The sale is subject to normal closing requirements, which are expected to be complete by the end of the month, Burlington said.
The decorative mats business is marketed under the Bacova® name. The Bacova Guild, Ltd. is located in Low Moor and Bath County, VA.
This has been a good business for us and we are confident that the Bacova® brand will lead Ronile into new and exciting markets, said George W. Henderson III, chairman and CEO of Burlington.
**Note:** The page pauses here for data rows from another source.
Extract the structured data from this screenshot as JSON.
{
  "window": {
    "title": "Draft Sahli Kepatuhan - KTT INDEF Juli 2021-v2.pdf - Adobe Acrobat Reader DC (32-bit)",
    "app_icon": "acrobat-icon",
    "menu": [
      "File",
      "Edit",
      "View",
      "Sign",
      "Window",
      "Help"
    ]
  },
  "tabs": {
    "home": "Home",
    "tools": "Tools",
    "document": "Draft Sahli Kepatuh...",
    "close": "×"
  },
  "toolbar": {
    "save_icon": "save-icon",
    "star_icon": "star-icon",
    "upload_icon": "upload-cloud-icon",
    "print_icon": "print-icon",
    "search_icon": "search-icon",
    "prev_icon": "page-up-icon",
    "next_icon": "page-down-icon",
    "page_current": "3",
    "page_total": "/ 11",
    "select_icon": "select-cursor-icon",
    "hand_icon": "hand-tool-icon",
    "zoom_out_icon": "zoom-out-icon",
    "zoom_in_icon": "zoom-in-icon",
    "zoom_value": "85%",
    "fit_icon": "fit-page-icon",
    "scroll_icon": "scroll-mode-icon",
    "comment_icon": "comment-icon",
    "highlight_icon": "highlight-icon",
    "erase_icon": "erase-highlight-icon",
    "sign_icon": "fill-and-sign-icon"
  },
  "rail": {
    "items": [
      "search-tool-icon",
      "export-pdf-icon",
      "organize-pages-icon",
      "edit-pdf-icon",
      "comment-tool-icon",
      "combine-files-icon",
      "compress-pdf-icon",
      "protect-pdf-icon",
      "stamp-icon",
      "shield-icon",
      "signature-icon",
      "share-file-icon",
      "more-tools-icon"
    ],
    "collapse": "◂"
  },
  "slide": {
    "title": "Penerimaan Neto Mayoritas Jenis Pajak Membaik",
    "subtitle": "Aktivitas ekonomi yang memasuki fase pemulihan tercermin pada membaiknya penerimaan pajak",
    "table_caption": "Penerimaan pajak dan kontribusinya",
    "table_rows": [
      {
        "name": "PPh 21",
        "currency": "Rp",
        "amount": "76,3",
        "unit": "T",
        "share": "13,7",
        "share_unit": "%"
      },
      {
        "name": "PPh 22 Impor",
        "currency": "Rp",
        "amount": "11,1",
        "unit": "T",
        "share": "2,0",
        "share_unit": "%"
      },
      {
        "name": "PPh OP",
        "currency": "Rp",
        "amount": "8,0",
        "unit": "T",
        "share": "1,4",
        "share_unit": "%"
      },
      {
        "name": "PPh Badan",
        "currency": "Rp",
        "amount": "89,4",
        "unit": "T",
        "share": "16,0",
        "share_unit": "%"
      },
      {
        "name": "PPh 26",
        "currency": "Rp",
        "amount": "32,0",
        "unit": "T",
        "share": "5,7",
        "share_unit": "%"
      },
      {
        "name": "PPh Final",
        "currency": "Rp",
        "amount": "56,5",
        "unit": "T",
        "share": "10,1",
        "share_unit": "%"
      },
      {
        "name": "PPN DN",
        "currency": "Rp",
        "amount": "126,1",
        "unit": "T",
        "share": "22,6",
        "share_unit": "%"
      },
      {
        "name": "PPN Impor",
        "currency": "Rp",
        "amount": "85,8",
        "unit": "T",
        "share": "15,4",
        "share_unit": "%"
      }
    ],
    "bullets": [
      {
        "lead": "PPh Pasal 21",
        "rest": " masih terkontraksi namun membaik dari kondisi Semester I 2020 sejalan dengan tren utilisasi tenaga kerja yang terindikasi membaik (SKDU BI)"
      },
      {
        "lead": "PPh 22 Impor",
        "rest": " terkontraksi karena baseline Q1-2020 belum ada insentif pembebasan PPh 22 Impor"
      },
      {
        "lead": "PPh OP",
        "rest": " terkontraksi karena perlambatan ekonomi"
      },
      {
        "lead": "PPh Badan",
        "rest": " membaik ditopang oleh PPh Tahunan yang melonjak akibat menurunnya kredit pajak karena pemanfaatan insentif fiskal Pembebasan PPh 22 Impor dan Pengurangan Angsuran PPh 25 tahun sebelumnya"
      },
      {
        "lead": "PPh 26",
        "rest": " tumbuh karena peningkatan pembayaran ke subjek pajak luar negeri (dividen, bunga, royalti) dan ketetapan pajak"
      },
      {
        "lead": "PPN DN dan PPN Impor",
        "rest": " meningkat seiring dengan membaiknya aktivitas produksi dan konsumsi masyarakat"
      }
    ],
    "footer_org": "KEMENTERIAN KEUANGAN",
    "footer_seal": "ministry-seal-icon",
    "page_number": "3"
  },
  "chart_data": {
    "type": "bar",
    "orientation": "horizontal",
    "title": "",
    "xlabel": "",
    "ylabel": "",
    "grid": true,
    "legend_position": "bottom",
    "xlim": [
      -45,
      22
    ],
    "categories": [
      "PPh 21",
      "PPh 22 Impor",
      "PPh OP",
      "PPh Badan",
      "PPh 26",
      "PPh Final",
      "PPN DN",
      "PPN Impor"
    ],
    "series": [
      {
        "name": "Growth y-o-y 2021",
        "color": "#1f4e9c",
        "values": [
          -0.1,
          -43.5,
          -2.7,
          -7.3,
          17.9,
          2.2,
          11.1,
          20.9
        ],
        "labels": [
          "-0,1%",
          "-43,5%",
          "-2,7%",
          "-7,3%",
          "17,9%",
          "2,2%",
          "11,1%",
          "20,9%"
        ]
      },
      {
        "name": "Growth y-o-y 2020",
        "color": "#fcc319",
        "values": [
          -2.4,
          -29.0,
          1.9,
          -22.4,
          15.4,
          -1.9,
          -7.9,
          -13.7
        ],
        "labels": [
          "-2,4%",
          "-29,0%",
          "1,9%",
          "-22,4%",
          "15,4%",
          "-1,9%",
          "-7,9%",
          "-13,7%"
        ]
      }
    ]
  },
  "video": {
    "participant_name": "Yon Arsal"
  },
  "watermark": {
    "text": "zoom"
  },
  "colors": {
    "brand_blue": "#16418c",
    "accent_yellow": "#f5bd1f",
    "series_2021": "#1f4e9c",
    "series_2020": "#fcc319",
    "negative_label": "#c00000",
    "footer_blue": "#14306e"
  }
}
The sale of this operation completes the divestiture of the Burlington House Floor Accents division.
The action is in line with Burlingtons initiatives to reduce debt and focus resources on its core businesses, Henderson added.
Hoynes retirement commemorated
NEW YORK CITY Marjorie Hoyne last month was honored at a dinner party commemorating her retirement as president of the Spectrum Fabrics division of Covington Industries.
The private dinner party was attended by her colleagues, family and friends and was hosted by Abby Gilmore, president and chief executive officer, Covington Industries.
Hoynes retirement was effective May 31.
Liebenow elected vice chair
WASHINGTON, DC The United States Chamber of Commerce board of directors has elected Larry A. Liebenow, president, CEO and director of the Quaker Fabric Corporation, as vice chairman for 2001-2002.
Quaker Fabric, located in Fall River, MA., is one of the largest producers of upholstered fabrics in the world and sells its products in some 45 countries.
Larry brings a good combination of business expertise, political insight and broad international experience to this position, said Thomas J. Donohue, Chamber president and CEO. He will be an excellent advocate for the Chamber on pro-business issues and policies.
Glen Raven tournament raises